### Data provided:
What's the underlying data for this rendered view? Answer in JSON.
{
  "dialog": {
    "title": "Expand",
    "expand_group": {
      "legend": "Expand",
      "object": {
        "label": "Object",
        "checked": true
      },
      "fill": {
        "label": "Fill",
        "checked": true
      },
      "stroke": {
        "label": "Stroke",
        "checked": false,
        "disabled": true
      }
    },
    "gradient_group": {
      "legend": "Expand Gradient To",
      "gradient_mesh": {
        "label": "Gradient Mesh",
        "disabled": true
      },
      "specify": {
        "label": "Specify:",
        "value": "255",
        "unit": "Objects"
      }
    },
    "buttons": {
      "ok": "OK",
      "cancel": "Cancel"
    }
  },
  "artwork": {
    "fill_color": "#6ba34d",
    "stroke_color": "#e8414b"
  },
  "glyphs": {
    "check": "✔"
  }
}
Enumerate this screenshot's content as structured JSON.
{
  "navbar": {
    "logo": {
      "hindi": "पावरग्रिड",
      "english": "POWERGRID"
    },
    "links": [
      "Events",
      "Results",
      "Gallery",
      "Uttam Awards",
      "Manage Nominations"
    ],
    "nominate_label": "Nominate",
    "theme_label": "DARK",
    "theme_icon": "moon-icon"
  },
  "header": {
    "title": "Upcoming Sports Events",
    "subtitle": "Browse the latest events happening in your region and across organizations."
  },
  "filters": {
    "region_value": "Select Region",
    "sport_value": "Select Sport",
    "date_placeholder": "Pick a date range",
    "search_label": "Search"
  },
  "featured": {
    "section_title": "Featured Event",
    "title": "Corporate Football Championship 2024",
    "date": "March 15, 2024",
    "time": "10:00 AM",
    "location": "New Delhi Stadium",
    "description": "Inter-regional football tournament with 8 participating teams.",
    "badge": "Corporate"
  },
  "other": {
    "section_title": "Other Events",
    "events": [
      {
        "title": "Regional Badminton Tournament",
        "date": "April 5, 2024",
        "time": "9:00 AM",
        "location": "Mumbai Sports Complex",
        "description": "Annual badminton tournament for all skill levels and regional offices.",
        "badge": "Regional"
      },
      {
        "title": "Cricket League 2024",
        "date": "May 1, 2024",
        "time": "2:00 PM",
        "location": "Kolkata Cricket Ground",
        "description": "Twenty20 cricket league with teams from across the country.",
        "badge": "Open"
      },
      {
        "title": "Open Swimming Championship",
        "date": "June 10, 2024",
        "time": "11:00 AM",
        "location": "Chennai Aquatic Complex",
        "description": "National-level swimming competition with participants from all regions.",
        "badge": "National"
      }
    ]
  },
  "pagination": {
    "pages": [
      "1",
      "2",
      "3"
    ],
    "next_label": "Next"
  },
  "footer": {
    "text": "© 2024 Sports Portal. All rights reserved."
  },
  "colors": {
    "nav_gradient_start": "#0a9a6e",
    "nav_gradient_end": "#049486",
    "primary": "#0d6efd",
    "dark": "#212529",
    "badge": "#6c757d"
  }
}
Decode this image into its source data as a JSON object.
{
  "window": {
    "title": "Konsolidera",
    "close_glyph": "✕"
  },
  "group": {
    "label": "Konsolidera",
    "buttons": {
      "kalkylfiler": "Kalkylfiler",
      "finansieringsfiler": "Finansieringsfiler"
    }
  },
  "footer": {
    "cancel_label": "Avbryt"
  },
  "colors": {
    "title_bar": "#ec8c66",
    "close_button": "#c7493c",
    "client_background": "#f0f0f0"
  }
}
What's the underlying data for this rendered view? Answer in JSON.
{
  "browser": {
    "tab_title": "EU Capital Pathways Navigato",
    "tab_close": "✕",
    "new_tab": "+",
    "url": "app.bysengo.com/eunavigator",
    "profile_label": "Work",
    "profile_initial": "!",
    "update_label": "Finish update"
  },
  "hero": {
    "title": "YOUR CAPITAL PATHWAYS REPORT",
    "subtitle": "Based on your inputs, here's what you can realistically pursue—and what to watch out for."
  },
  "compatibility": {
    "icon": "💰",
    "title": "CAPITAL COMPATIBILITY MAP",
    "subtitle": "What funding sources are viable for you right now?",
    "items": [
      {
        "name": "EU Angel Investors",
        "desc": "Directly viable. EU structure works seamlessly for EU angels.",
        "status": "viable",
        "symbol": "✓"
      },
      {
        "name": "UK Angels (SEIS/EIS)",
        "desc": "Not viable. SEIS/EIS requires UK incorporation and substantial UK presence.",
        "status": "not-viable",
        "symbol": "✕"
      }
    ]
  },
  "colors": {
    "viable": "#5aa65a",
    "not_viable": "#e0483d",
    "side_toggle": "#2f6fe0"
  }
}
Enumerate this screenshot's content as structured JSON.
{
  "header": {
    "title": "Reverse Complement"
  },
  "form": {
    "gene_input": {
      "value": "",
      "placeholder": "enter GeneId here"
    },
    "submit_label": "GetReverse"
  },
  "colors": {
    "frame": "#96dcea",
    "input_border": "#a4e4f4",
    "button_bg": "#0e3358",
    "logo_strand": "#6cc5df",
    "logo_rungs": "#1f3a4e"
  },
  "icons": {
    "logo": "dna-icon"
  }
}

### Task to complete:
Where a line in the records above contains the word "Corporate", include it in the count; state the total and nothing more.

### Output for this task:
2